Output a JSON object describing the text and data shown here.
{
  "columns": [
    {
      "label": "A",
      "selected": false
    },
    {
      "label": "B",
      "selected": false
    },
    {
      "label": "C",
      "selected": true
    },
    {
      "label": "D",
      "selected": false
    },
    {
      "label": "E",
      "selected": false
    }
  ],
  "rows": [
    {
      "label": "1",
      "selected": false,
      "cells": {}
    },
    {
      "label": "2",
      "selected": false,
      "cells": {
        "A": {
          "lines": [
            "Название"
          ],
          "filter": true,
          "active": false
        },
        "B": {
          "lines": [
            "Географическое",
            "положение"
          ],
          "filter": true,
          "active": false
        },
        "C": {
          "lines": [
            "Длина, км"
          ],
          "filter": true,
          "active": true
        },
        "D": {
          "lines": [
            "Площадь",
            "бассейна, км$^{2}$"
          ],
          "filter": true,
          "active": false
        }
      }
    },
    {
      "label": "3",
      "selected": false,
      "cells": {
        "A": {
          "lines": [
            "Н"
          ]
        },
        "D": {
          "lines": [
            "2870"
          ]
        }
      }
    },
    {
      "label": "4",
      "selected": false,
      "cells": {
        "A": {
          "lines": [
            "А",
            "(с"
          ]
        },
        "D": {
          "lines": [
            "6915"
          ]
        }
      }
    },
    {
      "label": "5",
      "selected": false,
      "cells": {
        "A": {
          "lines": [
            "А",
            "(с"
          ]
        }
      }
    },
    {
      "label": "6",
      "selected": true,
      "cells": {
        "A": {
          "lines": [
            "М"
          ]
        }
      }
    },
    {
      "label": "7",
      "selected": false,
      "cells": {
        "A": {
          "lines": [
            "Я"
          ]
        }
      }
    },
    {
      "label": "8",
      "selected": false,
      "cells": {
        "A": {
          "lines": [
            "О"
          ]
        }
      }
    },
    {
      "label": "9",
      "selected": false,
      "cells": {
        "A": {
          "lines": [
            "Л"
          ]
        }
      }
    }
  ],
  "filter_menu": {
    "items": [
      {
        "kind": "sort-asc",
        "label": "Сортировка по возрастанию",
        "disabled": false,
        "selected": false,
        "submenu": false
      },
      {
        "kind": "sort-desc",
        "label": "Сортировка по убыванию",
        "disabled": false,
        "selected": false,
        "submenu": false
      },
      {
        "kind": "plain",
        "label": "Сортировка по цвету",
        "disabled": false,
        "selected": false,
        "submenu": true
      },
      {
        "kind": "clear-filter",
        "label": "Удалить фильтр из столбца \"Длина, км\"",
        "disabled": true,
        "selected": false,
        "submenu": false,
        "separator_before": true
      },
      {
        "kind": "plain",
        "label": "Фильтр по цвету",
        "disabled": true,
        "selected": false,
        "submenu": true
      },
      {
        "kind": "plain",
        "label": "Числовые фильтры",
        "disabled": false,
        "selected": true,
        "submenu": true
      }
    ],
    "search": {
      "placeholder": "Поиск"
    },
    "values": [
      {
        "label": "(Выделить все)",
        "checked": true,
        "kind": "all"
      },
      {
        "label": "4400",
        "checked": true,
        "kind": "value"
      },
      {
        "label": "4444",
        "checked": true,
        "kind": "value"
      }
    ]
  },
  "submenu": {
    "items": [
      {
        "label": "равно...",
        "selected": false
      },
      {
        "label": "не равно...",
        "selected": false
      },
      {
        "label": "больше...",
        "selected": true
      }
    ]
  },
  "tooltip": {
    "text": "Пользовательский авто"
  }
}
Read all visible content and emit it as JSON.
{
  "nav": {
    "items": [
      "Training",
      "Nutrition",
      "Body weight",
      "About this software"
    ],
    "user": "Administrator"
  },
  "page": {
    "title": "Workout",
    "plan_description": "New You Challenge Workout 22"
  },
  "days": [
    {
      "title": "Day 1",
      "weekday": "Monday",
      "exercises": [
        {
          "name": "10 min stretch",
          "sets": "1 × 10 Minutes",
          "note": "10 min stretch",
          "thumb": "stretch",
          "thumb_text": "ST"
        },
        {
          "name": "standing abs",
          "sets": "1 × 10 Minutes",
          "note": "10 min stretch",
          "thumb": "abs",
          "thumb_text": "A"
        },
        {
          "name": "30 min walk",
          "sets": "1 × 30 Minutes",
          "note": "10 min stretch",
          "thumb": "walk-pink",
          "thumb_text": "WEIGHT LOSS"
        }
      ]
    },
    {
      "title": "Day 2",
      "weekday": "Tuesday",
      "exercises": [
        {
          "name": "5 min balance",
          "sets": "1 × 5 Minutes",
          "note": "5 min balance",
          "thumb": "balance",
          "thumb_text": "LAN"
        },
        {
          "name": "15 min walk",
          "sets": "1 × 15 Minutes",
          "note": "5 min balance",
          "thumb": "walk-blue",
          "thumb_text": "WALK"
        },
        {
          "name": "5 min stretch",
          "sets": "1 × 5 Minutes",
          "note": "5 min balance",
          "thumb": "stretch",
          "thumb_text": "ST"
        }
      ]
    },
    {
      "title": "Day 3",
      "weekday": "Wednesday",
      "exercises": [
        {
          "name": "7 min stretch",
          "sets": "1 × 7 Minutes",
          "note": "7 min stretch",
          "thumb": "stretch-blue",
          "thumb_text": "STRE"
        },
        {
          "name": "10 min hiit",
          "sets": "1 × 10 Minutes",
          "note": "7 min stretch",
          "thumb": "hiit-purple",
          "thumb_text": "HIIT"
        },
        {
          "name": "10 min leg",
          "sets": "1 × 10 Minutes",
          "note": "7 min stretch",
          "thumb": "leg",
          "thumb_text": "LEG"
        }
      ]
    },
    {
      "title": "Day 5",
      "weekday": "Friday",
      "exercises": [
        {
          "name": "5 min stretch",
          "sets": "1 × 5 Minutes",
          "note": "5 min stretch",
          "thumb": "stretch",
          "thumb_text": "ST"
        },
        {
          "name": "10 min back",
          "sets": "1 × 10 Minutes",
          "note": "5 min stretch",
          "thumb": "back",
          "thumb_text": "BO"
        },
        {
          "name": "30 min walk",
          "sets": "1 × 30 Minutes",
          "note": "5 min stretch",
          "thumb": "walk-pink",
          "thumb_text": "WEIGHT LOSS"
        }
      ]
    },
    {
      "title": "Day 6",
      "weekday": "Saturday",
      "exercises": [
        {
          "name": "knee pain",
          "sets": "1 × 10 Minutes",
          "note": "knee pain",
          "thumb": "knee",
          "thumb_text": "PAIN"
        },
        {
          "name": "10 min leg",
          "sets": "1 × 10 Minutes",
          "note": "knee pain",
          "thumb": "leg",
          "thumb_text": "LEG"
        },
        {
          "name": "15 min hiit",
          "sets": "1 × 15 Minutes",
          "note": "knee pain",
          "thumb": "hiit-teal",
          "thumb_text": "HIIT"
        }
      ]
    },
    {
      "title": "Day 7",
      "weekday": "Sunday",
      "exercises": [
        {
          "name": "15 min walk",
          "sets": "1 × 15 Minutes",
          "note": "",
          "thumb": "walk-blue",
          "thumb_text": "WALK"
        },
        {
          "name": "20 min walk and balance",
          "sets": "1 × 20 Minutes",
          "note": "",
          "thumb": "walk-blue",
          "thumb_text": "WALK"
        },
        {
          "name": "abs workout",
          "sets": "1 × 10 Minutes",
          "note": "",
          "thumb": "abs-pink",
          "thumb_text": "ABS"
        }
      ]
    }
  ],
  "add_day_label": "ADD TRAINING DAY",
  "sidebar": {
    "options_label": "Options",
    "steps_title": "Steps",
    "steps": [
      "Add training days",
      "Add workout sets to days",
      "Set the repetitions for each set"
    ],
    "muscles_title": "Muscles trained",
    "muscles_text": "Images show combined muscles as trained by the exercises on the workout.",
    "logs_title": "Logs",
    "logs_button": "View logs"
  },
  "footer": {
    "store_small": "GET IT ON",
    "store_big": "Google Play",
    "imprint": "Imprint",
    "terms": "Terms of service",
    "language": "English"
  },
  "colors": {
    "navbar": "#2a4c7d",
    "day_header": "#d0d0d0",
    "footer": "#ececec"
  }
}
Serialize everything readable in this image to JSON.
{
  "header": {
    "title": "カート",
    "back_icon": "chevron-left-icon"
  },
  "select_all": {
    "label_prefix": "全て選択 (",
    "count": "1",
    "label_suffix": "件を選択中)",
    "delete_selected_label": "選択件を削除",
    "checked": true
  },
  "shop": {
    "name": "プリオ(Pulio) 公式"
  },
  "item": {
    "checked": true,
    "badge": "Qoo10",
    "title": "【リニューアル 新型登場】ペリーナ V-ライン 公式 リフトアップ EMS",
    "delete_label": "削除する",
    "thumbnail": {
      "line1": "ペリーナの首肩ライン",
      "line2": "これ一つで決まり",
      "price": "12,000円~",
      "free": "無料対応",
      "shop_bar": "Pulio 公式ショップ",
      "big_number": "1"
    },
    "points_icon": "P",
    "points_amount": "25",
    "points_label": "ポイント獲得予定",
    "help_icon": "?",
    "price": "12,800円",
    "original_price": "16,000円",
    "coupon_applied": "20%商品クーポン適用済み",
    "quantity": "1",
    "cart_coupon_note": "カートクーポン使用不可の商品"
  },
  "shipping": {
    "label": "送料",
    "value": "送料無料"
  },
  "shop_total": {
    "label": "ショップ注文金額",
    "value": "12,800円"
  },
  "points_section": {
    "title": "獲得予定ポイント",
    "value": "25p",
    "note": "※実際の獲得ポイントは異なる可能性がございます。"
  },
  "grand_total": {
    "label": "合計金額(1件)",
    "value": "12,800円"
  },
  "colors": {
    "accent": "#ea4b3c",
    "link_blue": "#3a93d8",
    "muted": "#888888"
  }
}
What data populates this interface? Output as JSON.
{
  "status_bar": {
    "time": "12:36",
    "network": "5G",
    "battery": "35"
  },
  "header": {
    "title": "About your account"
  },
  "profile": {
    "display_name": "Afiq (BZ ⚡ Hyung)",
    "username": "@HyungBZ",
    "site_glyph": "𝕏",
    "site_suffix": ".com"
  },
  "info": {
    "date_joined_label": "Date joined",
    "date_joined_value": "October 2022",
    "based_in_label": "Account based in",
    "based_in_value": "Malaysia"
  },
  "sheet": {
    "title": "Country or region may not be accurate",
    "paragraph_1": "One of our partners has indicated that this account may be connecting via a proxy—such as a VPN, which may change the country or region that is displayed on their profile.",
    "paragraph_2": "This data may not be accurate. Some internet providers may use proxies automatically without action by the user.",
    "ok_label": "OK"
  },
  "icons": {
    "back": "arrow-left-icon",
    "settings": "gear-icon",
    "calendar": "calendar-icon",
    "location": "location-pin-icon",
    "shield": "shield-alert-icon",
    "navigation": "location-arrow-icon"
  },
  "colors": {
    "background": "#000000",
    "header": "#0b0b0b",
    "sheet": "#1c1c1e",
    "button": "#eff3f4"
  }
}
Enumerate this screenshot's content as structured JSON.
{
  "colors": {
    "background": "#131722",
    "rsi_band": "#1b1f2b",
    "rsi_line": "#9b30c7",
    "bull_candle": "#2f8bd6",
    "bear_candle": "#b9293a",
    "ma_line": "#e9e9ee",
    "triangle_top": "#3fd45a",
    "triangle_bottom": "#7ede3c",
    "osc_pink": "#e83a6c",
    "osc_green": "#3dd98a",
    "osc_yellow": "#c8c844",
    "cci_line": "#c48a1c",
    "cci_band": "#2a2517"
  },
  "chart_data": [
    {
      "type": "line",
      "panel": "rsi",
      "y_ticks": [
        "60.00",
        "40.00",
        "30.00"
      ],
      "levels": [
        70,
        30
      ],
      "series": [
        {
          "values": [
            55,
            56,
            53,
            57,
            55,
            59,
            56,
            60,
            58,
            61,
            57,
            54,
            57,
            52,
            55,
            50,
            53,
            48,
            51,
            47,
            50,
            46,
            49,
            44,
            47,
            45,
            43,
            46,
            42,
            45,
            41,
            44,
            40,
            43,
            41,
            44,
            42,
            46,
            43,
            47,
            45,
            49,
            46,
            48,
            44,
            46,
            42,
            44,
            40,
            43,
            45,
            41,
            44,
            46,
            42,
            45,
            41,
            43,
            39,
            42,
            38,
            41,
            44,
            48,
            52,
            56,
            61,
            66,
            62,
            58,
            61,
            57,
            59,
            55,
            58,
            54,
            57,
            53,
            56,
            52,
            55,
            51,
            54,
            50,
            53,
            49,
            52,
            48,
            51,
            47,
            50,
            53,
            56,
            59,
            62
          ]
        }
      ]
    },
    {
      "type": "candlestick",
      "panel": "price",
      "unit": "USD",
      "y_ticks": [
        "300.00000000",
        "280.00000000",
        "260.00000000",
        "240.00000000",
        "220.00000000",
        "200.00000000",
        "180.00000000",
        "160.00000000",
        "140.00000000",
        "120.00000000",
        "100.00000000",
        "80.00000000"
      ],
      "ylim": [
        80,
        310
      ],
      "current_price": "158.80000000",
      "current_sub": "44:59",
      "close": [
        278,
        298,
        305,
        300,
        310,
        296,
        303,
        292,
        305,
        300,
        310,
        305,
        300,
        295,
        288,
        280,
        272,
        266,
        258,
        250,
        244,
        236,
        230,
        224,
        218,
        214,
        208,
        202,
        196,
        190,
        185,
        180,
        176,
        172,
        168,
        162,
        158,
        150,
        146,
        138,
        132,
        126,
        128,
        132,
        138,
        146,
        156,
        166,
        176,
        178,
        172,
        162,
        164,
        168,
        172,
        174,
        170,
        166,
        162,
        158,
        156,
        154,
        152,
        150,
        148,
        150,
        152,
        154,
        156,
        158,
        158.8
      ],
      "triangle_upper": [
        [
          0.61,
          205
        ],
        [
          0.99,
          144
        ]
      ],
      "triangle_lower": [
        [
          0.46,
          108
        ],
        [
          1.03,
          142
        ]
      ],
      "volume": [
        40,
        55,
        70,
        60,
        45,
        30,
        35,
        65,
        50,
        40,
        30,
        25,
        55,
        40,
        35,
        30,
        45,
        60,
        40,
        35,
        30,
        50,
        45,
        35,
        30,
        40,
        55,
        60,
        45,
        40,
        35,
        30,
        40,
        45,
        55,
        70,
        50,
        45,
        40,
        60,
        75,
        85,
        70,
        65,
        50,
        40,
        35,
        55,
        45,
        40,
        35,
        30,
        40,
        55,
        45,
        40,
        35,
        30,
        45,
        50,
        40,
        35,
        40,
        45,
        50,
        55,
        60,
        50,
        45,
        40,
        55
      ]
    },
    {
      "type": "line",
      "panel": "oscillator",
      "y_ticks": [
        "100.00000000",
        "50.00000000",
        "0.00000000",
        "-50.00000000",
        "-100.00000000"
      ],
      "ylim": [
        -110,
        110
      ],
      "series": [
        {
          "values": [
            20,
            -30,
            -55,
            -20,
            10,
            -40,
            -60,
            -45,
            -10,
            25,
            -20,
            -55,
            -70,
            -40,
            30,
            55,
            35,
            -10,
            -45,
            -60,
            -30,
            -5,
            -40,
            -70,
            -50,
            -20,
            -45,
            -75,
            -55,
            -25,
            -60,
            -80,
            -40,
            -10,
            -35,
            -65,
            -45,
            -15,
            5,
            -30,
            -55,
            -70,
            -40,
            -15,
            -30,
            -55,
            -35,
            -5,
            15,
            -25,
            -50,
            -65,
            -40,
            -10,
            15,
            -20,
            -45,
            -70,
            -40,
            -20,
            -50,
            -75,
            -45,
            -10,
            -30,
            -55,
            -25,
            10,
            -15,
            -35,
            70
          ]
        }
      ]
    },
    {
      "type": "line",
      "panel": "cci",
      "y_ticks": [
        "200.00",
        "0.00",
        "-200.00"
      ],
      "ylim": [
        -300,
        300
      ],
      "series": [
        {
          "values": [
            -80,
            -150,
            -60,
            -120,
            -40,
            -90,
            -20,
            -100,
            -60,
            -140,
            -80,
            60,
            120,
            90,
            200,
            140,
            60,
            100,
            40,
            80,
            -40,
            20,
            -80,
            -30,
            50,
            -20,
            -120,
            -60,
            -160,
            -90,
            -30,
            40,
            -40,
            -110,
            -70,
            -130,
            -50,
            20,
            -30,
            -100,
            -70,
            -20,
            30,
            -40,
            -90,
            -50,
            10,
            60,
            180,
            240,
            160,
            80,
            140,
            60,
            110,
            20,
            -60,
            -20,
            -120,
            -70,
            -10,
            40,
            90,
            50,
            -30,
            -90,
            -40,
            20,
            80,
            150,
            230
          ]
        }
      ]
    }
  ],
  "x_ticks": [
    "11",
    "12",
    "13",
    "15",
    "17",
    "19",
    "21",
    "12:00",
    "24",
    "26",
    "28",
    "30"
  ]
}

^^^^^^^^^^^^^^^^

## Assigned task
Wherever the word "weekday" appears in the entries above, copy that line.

## Written answer
      "weekday": "Monday",
      "weekday": "Tuesday",
      "weekday": "Wednesday",
      "weekday": "Friday",
      "weekday": "Saturday",
      "weekday": "Sunday",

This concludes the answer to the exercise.